[App and web page records]

# # # # # # #

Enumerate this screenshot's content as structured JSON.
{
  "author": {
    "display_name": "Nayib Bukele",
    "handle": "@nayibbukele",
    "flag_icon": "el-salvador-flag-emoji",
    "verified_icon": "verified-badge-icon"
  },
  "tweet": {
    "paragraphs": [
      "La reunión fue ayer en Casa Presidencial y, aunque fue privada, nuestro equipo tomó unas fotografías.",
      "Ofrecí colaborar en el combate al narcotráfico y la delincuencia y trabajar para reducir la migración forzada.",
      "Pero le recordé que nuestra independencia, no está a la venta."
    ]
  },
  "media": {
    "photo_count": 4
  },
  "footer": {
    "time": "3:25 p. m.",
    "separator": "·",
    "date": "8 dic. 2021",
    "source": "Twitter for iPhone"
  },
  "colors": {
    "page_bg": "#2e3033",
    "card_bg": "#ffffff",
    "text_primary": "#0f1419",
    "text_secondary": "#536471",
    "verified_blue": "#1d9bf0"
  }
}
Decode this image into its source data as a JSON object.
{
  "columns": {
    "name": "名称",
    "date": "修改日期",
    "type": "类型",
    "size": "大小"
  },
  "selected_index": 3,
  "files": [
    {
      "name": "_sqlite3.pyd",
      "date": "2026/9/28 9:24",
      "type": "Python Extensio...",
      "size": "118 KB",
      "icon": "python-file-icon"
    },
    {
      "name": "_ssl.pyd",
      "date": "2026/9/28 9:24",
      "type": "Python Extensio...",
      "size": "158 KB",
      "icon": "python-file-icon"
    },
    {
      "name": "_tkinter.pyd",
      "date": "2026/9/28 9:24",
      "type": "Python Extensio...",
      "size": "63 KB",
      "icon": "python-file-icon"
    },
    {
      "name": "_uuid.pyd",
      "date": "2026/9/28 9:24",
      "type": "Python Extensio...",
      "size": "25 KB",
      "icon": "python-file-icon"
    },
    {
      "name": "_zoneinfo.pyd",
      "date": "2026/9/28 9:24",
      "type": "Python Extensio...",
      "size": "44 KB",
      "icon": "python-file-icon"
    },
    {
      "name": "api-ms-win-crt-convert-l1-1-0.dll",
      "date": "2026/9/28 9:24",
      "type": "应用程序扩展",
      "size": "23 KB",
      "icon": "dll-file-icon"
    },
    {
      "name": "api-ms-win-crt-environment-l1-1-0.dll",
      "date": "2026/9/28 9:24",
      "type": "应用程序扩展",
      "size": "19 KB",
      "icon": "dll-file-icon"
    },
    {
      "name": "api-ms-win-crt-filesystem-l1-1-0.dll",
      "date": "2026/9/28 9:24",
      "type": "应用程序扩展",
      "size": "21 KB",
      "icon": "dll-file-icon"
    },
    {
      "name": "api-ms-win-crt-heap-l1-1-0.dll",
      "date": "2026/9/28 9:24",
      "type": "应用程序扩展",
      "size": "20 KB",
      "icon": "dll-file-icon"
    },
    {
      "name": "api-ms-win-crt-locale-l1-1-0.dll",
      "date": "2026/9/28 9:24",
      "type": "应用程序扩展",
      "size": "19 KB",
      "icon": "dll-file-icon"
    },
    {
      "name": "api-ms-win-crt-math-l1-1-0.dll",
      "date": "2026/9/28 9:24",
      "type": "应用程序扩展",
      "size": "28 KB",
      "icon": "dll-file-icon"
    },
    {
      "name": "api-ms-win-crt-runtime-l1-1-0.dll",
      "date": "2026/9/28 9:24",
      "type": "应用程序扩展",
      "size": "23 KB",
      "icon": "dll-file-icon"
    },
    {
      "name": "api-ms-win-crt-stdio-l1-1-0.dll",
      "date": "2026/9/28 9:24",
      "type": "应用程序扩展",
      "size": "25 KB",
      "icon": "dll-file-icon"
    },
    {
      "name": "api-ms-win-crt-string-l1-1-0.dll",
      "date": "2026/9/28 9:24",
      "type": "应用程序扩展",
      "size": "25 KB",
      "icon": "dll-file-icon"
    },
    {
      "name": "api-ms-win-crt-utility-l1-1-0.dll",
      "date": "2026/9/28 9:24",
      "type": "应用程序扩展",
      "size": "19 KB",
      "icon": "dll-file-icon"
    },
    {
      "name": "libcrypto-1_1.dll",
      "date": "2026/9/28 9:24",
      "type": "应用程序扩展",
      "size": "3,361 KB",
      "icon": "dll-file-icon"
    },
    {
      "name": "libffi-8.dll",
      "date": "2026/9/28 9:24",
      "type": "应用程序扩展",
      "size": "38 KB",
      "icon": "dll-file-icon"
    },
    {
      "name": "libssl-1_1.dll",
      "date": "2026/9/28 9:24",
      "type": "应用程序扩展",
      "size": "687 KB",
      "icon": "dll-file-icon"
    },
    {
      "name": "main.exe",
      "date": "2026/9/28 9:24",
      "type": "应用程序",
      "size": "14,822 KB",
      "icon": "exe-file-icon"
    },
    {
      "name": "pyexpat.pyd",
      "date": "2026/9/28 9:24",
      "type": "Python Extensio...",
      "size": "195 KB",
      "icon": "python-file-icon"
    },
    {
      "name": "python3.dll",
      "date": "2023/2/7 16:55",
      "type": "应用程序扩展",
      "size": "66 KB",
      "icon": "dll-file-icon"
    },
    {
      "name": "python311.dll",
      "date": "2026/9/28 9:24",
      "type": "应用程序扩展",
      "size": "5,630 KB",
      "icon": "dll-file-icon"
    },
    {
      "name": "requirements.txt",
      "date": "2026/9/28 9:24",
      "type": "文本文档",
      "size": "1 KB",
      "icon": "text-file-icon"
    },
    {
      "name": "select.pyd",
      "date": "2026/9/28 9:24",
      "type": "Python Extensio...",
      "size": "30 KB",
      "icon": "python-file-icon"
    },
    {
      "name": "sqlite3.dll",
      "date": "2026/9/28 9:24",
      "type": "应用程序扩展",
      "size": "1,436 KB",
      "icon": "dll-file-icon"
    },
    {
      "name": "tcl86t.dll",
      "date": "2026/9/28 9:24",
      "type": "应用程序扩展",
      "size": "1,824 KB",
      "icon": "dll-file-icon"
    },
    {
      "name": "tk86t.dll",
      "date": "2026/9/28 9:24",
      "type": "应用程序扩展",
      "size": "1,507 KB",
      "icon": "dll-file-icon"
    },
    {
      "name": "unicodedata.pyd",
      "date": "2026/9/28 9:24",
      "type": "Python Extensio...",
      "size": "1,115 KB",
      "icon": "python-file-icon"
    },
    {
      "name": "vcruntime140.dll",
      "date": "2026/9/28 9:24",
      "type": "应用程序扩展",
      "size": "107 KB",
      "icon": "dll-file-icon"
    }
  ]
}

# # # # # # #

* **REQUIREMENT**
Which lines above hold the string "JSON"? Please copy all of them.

* **ANSWER AREA**
Enumerate this screenshot's content as structured JSON.
Decode this image into its source data as a JSON object.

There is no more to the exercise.